▶ _Dataset rows for apps and sites_:

■ ■ ■ ■

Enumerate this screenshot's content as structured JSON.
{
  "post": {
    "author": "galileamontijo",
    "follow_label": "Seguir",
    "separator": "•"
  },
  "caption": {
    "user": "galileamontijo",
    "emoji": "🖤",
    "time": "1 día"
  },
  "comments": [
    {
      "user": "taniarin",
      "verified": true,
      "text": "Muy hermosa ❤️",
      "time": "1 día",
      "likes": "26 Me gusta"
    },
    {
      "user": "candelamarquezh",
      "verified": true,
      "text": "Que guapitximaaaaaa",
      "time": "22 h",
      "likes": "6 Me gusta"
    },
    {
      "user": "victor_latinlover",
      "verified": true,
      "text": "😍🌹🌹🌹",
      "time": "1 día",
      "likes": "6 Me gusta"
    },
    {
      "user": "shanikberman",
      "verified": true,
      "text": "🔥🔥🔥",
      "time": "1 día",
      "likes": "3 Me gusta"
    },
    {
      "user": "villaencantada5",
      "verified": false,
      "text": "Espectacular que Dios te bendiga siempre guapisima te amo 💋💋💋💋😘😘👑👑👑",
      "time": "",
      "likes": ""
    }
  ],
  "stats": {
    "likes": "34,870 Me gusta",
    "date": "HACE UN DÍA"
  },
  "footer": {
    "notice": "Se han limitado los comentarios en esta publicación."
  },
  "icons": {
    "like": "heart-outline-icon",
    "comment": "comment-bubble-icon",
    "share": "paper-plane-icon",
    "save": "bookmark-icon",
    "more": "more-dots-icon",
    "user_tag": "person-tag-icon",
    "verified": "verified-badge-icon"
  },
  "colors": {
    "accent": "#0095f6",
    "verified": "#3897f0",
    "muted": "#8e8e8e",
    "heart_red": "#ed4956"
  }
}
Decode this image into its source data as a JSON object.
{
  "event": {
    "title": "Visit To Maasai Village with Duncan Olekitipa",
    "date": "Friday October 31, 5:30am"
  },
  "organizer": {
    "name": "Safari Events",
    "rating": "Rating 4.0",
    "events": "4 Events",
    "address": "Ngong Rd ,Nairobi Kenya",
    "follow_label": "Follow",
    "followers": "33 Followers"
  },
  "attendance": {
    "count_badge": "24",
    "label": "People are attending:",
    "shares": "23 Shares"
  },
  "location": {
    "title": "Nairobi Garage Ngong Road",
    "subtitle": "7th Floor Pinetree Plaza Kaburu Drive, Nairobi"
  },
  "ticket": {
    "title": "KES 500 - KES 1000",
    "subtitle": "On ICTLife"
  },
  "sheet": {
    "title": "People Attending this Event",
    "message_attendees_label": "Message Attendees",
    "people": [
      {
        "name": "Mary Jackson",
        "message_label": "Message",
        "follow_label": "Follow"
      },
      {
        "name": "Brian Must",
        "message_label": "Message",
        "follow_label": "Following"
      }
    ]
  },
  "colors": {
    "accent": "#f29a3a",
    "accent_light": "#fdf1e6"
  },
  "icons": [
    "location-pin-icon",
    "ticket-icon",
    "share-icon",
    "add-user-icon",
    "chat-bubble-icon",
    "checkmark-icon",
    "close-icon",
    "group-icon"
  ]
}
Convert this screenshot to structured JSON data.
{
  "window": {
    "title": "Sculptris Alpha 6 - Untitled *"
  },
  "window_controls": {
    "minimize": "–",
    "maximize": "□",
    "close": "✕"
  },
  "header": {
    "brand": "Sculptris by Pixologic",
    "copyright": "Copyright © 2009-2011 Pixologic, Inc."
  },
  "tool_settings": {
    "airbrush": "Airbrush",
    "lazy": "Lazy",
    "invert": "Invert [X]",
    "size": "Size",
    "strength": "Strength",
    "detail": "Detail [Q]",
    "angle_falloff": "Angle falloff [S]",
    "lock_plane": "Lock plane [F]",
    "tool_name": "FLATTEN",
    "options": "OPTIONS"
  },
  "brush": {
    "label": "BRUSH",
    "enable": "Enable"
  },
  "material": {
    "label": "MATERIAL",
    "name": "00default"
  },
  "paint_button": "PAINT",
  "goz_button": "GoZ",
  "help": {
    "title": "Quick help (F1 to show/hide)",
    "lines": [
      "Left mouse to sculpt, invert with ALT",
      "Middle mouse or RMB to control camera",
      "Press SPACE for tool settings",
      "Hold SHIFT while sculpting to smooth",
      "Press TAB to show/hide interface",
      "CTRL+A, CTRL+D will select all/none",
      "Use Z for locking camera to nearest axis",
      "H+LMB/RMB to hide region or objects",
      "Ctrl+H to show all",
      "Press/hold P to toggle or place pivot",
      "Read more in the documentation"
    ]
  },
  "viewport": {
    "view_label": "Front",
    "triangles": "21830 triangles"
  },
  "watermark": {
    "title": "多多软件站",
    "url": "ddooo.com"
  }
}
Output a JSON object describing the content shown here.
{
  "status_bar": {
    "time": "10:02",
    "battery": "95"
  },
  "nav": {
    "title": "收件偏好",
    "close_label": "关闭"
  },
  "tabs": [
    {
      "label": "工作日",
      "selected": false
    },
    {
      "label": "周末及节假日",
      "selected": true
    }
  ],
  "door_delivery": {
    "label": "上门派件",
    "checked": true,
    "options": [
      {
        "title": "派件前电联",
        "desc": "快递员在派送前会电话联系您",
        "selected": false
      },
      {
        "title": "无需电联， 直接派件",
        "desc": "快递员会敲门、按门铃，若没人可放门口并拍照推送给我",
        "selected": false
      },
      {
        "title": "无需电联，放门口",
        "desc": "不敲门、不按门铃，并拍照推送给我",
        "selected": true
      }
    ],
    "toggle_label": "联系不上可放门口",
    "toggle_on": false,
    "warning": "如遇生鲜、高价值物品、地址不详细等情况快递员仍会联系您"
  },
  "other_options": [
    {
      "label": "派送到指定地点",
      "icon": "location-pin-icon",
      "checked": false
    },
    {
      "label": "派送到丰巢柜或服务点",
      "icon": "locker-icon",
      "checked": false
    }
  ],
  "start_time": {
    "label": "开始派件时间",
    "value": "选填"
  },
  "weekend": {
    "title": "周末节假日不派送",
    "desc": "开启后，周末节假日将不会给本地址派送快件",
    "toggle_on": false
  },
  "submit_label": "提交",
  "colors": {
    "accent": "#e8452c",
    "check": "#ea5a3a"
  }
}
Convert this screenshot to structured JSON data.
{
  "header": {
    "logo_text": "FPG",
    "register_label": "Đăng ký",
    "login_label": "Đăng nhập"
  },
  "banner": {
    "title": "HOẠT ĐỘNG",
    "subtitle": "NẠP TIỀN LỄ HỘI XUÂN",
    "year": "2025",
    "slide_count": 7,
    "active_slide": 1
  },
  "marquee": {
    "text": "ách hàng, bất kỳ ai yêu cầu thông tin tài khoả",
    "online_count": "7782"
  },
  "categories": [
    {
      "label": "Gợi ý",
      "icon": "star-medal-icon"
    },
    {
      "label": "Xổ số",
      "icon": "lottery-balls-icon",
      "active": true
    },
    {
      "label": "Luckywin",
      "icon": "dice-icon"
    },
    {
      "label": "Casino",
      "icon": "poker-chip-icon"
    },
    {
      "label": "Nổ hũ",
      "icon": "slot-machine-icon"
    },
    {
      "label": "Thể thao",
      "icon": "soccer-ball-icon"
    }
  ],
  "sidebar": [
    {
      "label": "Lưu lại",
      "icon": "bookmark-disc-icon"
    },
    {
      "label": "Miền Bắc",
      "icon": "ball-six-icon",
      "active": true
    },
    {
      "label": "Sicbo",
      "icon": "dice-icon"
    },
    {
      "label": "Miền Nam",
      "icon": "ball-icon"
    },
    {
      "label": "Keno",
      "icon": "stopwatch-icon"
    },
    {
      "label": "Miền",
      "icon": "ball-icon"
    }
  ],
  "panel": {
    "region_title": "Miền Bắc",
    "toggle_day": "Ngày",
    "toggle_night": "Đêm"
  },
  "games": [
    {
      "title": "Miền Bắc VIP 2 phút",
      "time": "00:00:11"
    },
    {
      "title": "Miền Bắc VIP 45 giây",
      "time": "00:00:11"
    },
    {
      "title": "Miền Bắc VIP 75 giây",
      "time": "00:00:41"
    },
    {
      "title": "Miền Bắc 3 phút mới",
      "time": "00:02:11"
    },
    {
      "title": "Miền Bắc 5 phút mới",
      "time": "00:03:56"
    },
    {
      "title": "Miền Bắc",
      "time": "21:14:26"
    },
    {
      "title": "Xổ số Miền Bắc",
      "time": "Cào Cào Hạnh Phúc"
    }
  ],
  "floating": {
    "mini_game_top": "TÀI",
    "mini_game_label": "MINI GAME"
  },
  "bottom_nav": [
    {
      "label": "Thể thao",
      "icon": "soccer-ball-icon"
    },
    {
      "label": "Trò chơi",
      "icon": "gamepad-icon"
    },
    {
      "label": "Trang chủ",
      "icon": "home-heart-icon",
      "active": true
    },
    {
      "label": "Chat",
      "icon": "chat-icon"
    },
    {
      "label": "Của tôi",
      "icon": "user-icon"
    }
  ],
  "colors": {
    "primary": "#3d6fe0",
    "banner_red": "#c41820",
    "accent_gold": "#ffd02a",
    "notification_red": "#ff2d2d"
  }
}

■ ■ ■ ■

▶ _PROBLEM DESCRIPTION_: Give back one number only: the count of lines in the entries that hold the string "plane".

▶ _EXERCISE ANSWER_: 2